[App and web page records]
▼▼▼
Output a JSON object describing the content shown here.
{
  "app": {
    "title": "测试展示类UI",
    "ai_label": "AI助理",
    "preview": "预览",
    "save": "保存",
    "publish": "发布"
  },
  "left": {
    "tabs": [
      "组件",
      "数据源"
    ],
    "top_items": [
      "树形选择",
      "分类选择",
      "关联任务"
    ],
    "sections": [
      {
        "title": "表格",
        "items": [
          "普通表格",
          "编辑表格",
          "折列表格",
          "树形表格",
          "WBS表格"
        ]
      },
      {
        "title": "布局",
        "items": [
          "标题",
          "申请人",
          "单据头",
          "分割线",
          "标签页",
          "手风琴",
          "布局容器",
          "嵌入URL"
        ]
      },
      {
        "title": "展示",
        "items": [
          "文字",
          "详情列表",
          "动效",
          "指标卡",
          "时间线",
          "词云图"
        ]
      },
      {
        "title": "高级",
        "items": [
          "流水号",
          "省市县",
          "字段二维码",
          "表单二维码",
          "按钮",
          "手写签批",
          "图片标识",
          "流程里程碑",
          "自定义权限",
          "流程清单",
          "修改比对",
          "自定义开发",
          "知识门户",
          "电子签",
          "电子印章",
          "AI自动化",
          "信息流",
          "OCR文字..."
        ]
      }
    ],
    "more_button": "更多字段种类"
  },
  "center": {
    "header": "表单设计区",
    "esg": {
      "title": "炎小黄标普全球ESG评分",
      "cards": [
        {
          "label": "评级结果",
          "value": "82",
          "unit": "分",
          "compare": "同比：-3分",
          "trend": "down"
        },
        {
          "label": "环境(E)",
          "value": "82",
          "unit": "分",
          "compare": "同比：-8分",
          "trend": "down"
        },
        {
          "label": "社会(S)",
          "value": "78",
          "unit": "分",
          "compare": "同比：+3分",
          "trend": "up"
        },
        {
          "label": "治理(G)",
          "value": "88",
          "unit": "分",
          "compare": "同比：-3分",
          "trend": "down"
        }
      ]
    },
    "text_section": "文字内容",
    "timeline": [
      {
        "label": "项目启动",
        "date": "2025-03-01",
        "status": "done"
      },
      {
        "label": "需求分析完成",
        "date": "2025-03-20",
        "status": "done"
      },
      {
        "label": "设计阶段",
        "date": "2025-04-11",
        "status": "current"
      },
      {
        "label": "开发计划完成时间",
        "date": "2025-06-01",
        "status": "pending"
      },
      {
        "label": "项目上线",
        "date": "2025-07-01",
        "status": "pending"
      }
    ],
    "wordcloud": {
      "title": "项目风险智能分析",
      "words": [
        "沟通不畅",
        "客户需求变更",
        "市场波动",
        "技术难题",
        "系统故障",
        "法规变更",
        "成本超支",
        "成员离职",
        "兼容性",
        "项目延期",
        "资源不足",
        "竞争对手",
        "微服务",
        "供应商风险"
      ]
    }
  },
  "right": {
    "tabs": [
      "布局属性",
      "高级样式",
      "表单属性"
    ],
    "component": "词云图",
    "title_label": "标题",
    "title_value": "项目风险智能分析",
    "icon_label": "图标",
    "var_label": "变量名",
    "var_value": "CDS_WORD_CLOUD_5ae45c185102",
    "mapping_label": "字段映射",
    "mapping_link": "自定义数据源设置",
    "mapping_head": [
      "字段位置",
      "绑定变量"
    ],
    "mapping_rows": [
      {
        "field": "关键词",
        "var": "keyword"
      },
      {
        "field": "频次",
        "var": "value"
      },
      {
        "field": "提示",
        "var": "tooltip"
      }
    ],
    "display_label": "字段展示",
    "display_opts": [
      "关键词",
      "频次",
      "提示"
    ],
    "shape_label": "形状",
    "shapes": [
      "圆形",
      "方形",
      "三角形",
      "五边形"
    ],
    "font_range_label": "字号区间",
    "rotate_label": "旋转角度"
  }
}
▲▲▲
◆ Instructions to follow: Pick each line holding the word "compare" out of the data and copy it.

◆ The completed task:
          "compare": "同比：-3分",
          "compare": "同比：-8分",
          "compare": "同比：+3分",
          "compare": "同比：-3分",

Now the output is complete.